Falcons dealing with dead bats

Erik Cassano and Erik Cassano

Months of freezing and thawing precipitation has taken its toll on the surface of Warren Steller Field. It is starting to take its toll on the Bowling Green baseball team as well. Rain and snow have turned the surface into a cake-like mush. Lack of games is turning BG’s offense into an atrophied limb, coming off a spring break trip in which they hit barely .200 while posting a 1-5 record.

“Kuhnie [head groundskeeper Greg Kuhn] said the playing surface is like pumpkin pie right now,” BG coach Danny Schmitz said. “But they’re working on drying it, putting down some turf conditioner, and hopefully we can play this weekend. I think we have a good shot.”

The Falcons had their first two home games postponed this week, bringing their season total to seven. They will have played the fewest games of any team in the Mid-American Conference when they open up conference play at Steller Field against Buffalo this weekend.

Buffalo is 3-10 overall. This will be their conference opener as well. The Falcons and Bulls got only one game in over a rain-soaked weekend in Buffalo last spring, their only meeting of the season. BG won, 9-1.

BG is entering a critical time to start playing games. The air temperature and skies are mostly co-operating, and the schedule is friendly travel-wise. The Falcons play six of their next eight at home, with the two road games an hour’s bus ride away at Eastern Michigan. They have ample opportunity to climb out of a 1-7 start, but in the end, the team is at the mercy of several-inch blades of grass and their ability to recover from a harsh winter. “The team is anxious to play,” Schmitz said. “We’re trying to go outside [Thursday] and work out on one of the football practice fields.”

The weather has been an adversary for BG’s offense, but ultimately, it maybe be the loss of third baseman Andy Hudak that hurts them more than anything.
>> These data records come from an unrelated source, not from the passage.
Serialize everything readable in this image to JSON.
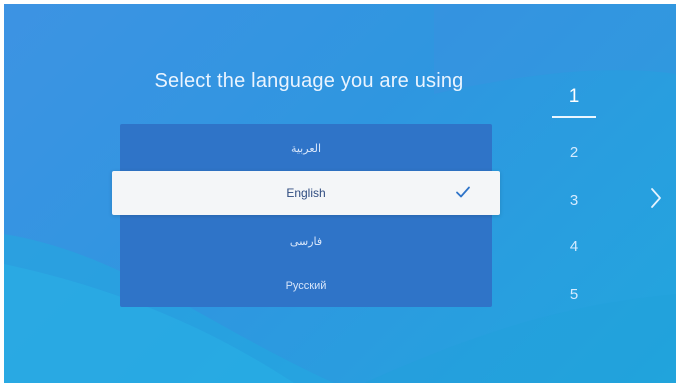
{
  "colors": {
    "background": "#2f96e0",
    "list_bg": "#2f74c8",
    "selected_bg": "#f4f6f8",
    "selected_text": "#2f4c80",
    "check": "#2f74c8"
  },
  "title": "Select the language you are using",
  "languages": [
    {
      "label": "العربية",
      "selected": false
    },
    {
      "label": "English",
      "selected": true
    },
    {
      "label": "فارسی",
      "selected": false
    },
    {
      "label": "Русский",
      "selected": false
    }
  ],
  "steps": [
    "1",
    "2",
    "3",
    "4",
    "5"
  ],
  "current_step": "1",
  "icons": {
    "check": "checkmark-icon",
    "next": "chevron-right-icon"
  }
}
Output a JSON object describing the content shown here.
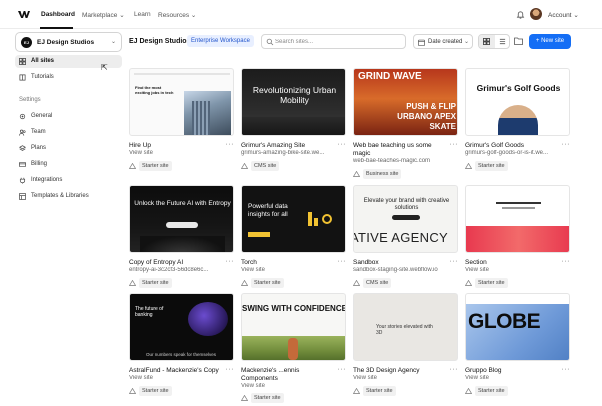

Hudak was expected to be a veteran anchor in the heart of the order, but a back injury may sideline him for the entire season. Schmitz spent much of the spring break trip to Fresno, Calif. tinkering with the batting order.
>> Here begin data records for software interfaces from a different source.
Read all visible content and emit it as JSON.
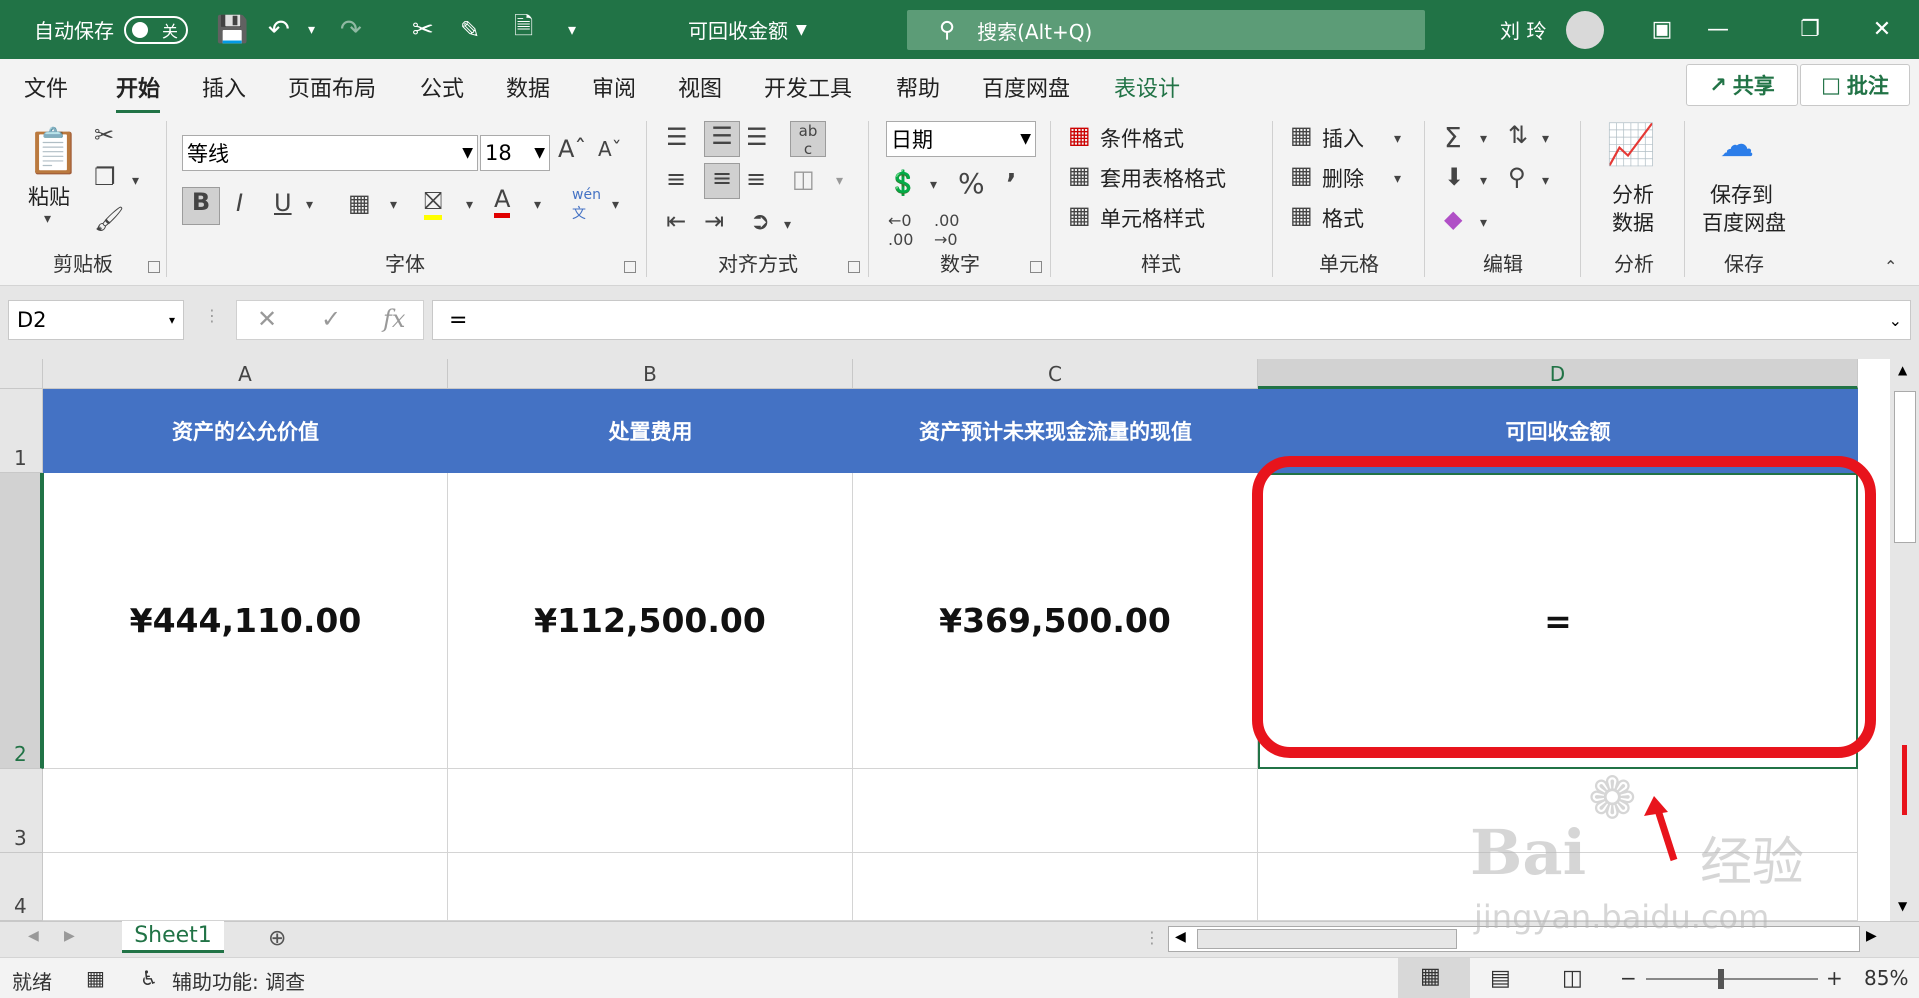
{
  "titlebar": {
    "autosave_label": "自动保存",
    "autosave_state": "关",
    "doc_title": "可回收金额",
    "search_placeholder": "搜索(Alt+Q)",
    "user_name": "刘 玲"
  },
  "tabs": [
    "文件",
    "开始",
    "插入",
    "页面布局",
    "公式",
    "数据",
    "审阅",
    "视图",
    "开发工具",
    "帮助",
    "百度网盘",
    "表设计"
  ],
  "active_tab": "开始",
  "share_label": "共享",
  "comment_label": "批注",
  "ribbon": {
    "clipboard": {
      "paste": "粘贴",
      "group": "剪贴板"
    },
    "font": {
      "name": "等线",
      "size": "18",
      "group": "字体"
    },
    "alignment": {
      "group": "对齐方式"
    },
    "number": {
      "format": "日期",
      "group": "数字"
    },
    "styles": {
      "conditional": "条件格式",
      "table": "套用表格格式",
      "cell": "单元格样式",
      "group": "样式"
    },
    "cells": {
      "insert": "插入",
      "delete": "删除",
      "format": "格式",
      "group": "单元格"
    },
    "editing": {
      "group": "编辑"
    },
    "analysis": {
      "label1": "分析",
      "label2": "数据",
      "group": "分析"
    },
    "save": {
      "label1": "保存到",
      "label2": "百度网盘",
      "group": "保存"
    }
  },
  "formula_bar": {
    "name_box": "D2",
    "formula": "="
  },
  "columns": [
    "A",
    "B",
    "C",
    "D"
  ],
  "rows": [
    "1",
    "2",
    "3",
    "4"
  ],
  "headers": [
    "资产的公允价值",
    "处置费用",
    "资产预计未来现金流量的现值",
    "可回收金额"
  ],
  "values": [
    "¥444,110.00",
    "¥112,500.00",
    "¥369,500.00",
    "="
  ],
  "sheet_tab": "Sheet1",
  "status": {
    "ready": "就绪",
    "accessibility": "辅助功能: 调查",
    "zoom": "85%"
  },
  "watermark": {
    "brand": "Bai",
    "brand_cn": "经验",
    "url": "jingyan.baidu.com"
  },
  "colors": {
    "excel_green": "#217346",
    "header_blue": "#4472c4",
    "highlight_red": "#e8141c"
  }
}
“We’re struggling to find a three-hole hitter right now,” he said. “With Andy out, we’ve been using guys like Dave Barkholz and Jeff Warnock, but I think it’s getting them away from their personal games. They like to spray the ball to all fields, but now they’re trying to be home-run hitters.”

Barkholz is currently batting .233. Warnock is hitting .167. Early returns had the pitching staff progressing faster than the hitters. That discrepancy has only grown through the season’s first month. Kyle Knoblauch threw a gem in a 1-0 loss to Gonzaga March 10, and will pitch the Friday openers of most weekend conference series this spring. “Kyle’s probably not even in the top five of our pitchers, velocity-wise,” pitching coach Tod Brown said. “He throws maybe 84-86 mph. But what makes him so unique is that he’s big, 6 feet 8 inches, and he has great location with all three of his pitches. He is the true definition of a pitcher.”
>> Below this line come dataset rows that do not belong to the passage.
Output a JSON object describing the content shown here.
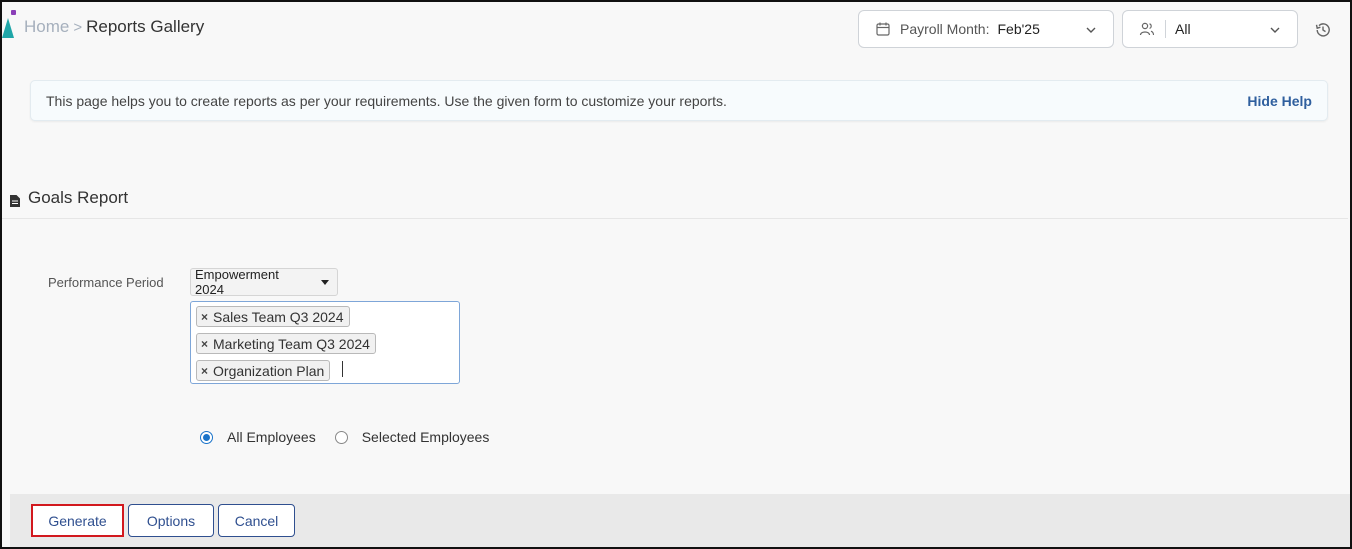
{
  "breadcrumb": {
    "home": "Home",
    "separator": ">",
    "current": "Reports Gallery"
  },
  "payroll": {
    "label": "Payroll Month:",
    "value": "Feb'25",
    "icon": "calendar-icon"
  },
  "scope": {
    "value": "All",
    "icon": "users-icon"
  },
  "help": {
    "message": "This page helps you to create reports as per your requirements. Use the given form to customize your reports.",
    "hide_label": "Hide Help"
  },
  "section": {
    "title": "Goals Report"
  },
  "form": {
    "performance_period_label": "Performance Period",
    "performance_period_value": "Empowerment 2024",
    "selected_periods": [
      "Sales Team Q3 2024",
      "Marketing Team Q3 2024",
      "Organization Plan"
    ],
    "tag_remove": "×",
    "radio_all": "All Employees",
    "radio_selected": "Selected Employees",
    "radio_checked": "All Employees"
  },
  "footer": {
    "generate": "Generate",
    "options": "Options",
    "cancel": "Cancel"
  },
  "colors": {
    "accent": "#2f4f8f",
    "highlight": "#d2181e",
    "radio": "#1a73c9"
  }
}
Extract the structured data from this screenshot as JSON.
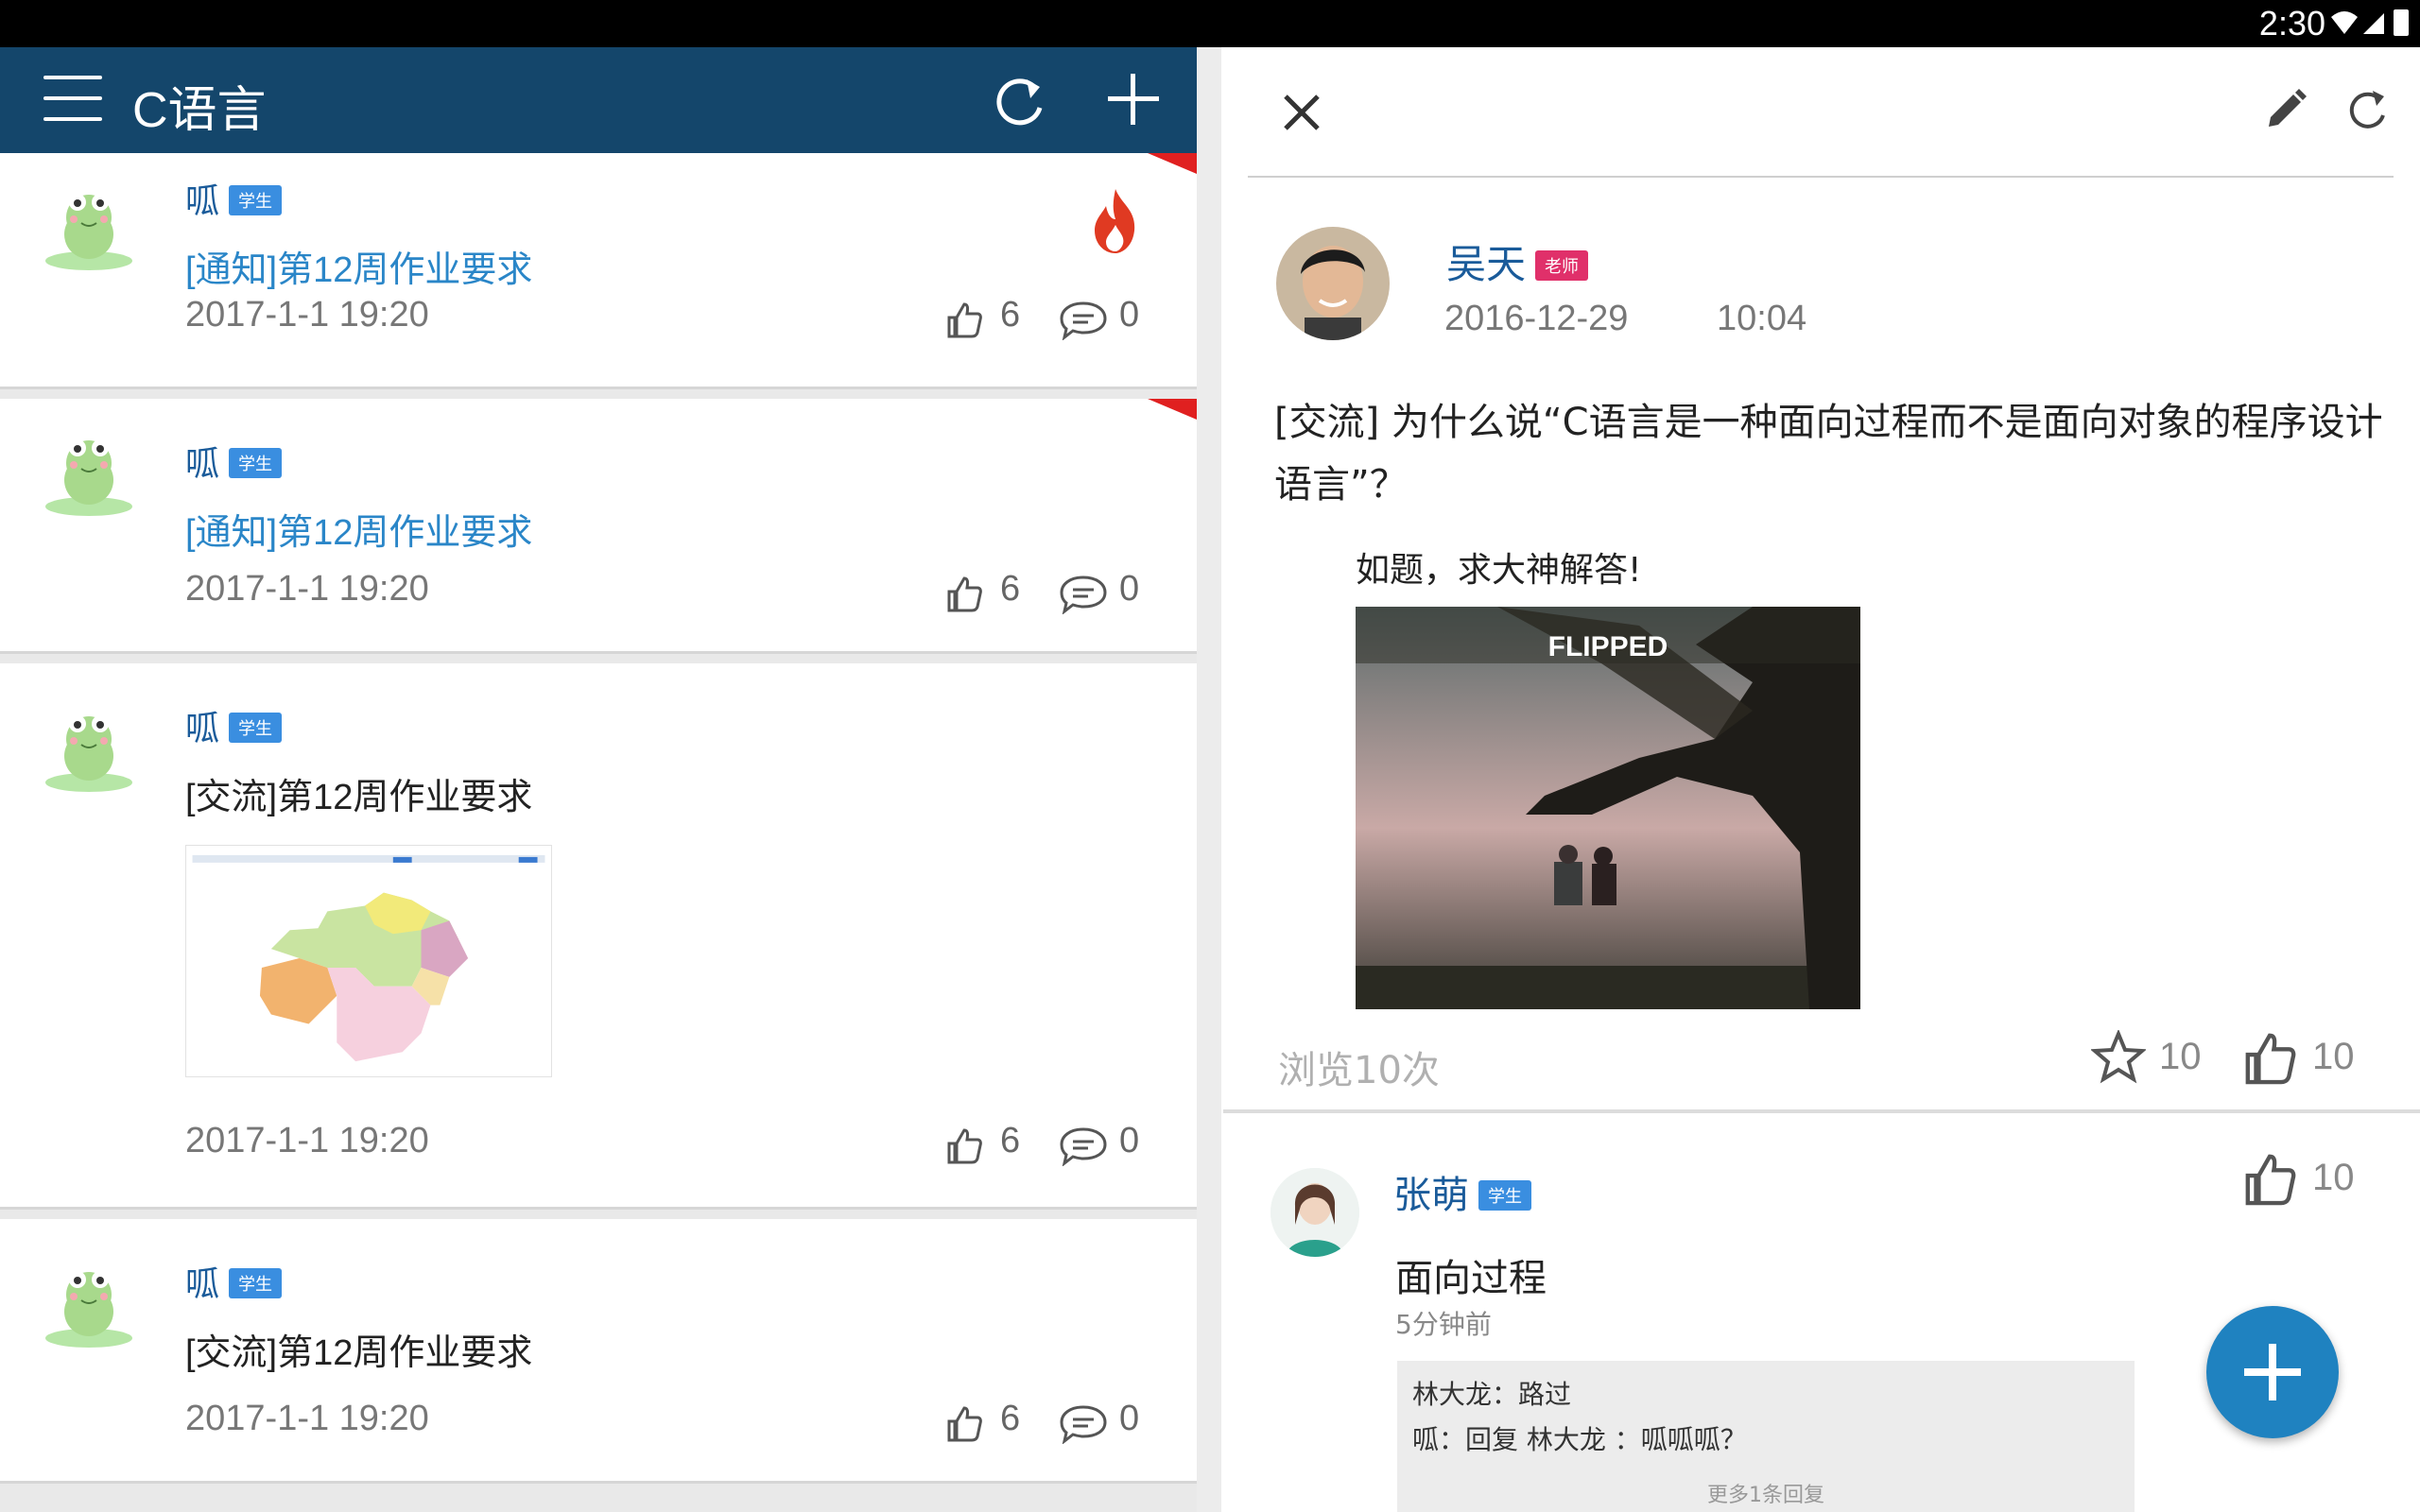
{
  "status_bar": {
    "time": "2:30"
  },
  "app_bar": {
    "title": "C语言"
  },
  "posts": [
    {
      "name": "呱",
      "role": "学生",
      "subject": "[通知]第12周作业要求",
      "date": "2017-1-1  19:20",
      "likes": "6",
      "comments": "0"
    },
    {
      "name": "呱",
      "role": "学生",
      "subject": "[通知]第12周作业要求",
      "date": "2017-1-1  19:20",
      "likes": "6",
      "comments": "0"
    },
    {
      "name": "呱",
      "role": "学生",
      "subject": "[交流]第12周作业要求",
      "date": "2017-1-1  19:20",
      "likes": "6",
      "comments": "0"
    },
    {
      "name": "呱",
      "role": "学生",
      "subject": "[交流]第12周作业要求",
      "date": "2017-1-1  19:20",
      "likes": "6",
      "comments": "0"
    }
  ],
  "detail": {
    "author": "吴天",
    "role": "老师",
    "date": "2016-12-29",
    "time": "10:04",
    "title": "[交流] 为什么说“C语言是一种面向过程而不是面向对象的程序设计语言”？",
    "body": "如题，求大神解答!",
    "image_text": "FLIPPED",
    "views": "浏览10次",
    "stars": "10",
    "likes": "10"
  },
  "reply": {
    "name": "张萌",
    "role": "学生",
    "text": "面向过程",
    "time": "5分钟前",
    "likes": "10",
    "sub_replies": [
      "林大龙：路过",
      "呱：回复 林大龙 ：呱呱呱？"
    ],
    "more": "更多1条回复"
  },
  "colors": {
    "app_bar": "#14466b",
    "accent": "#1f82c0",
    "link": "#2a86c8",
    "teacher_badge": "#e0306a",
    "student_badge": "#3a8ee0"
  }
}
Knoblauch throws a fastball, slider-curve, and change-up. Schmitz praised the work of pitchers Tom Oestrike, Doug Flere, Burke Badenhop and Ryan Lindquist as well.

“The pitching and defense are there,” Schmitz said. “It just comes down to the fact that we haven’t swung the bats.”

BG will play an abbreviated conference series against Buffalo, with single games on Saturday and Sunday, both 1 p.m. starts. Most conference series consist of a single nine-inning game on Friday, a seven-inning doubleheader on Saturday, and a single nine-inning on Sunday.

The fewer innings to cover will allow Schmitz and Brown greater flexibility in using their pitchers. According to Brown, the only sure thing is that Knoblauch will start Saturday and Neil Schmitz will close. Sunday’s starter may not be determined until after tomorrow’s game.